In a time of recession it’s important to keep your costs down and save money. Here are some useful tips on how to stop wasting energy for the short term and long term considering the future of energy:
1. Turn your lights off – This one really isn’t too hard to remember. When you leave a room, flick the switch! Turning lights off can be a plus in summer as it keeps the room cooler!
2. Do NOT leave appliances and electrical on standby when they are not in use, this constantly requires electricity! It can also damage appliances such as a laptop, the battery should not be charged at all times, let it run out occasionally – the same goes for mobile phones.
3. Consider switching your energy supply to a renewable energy source.

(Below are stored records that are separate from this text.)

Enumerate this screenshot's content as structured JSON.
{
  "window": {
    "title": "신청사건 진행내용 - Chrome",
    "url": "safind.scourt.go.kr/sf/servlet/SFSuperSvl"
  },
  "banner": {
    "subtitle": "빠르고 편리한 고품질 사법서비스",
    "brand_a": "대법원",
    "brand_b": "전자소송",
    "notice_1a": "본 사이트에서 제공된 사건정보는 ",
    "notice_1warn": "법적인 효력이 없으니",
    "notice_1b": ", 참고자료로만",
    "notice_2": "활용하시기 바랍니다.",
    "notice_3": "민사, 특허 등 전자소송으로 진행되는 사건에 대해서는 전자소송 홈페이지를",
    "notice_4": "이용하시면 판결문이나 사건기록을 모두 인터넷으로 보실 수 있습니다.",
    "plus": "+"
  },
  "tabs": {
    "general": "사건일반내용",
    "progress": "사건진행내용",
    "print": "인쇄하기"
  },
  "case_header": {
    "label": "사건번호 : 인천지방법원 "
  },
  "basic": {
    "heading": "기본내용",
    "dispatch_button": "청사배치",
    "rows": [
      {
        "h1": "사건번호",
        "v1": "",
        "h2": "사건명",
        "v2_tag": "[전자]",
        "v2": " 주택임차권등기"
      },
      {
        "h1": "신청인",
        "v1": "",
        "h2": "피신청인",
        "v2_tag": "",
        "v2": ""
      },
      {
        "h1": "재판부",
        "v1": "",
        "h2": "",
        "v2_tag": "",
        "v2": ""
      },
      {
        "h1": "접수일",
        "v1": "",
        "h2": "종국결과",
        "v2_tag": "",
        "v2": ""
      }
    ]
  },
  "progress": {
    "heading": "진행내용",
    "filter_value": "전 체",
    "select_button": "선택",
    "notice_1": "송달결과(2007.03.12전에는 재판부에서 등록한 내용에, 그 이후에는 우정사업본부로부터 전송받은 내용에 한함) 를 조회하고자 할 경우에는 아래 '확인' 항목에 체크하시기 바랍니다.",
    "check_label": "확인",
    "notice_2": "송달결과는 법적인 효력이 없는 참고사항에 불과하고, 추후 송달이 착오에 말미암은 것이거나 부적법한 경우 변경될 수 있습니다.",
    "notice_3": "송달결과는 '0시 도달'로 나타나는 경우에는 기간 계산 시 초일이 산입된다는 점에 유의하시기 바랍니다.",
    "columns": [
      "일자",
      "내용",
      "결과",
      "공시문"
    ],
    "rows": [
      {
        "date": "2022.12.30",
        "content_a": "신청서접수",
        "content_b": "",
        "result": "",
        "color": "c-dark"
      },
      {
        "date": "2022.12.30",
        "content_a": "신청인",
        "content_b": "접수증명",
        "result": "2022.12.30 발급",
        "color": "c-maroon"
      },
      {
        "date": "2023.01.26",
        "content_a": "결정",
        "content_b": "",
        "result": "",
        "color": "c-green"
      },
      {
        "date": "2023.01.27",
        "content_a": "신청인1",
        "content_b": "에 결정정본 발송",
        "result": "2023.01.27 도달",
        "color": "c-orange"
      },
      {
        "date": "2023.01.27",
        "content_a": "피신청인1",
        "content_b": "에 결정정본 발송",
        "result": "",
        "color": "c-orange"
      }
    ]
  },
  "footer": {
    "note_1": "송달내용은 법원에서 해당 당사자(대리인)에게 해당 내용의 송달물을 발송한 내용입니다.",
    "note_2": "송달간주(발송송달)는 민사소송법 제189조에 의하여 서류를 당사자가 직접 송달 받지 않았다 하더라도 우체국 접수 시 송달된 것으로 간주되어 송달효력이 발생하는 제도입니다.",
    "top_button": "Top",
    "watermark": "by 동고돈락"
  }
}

Green Electricity is on the rise nowadays with electricity being sourced from renewable generators – basically getting natural power from the wind, water & sun. Good Energy supplies green electricity to homes and businesses across the UK using only renewable sources which means no fossil fuels, nuclear or carbon!
4. Use energy saving light bulbs – Simple!
5. Turn your thermostat down – Even reducing it by 1°C could reduce your heating bills dramatically.
6. Fill up your dishwasher before turning it on, don’t use it half empty – it’s a waste!
7. Turn off taps properly; make sure the tap isn’t dripping as this can waste thousands of litres of water per year!
8. Get on draught patrol! It’s important not to let too much heat out of your home and let too much cold air get in, this can often be the route to a damp home! Make your home draught proof – start by closing your curtains in the evenings to prevent heat escaping.
9. Refrain from using a tumble dryer too often in the home, especially in the summer months where you can hang clothes outside. The tumble dryer is the second biggest energy user in the home!
10. Use rechargeable batteries! These save energy and prevent us from polluting the environment with our throw away batteries. Rechargeable batteries are cost effective in the long term and recharging costs are minimal.
Article courtesy of Goodenergy.co.uk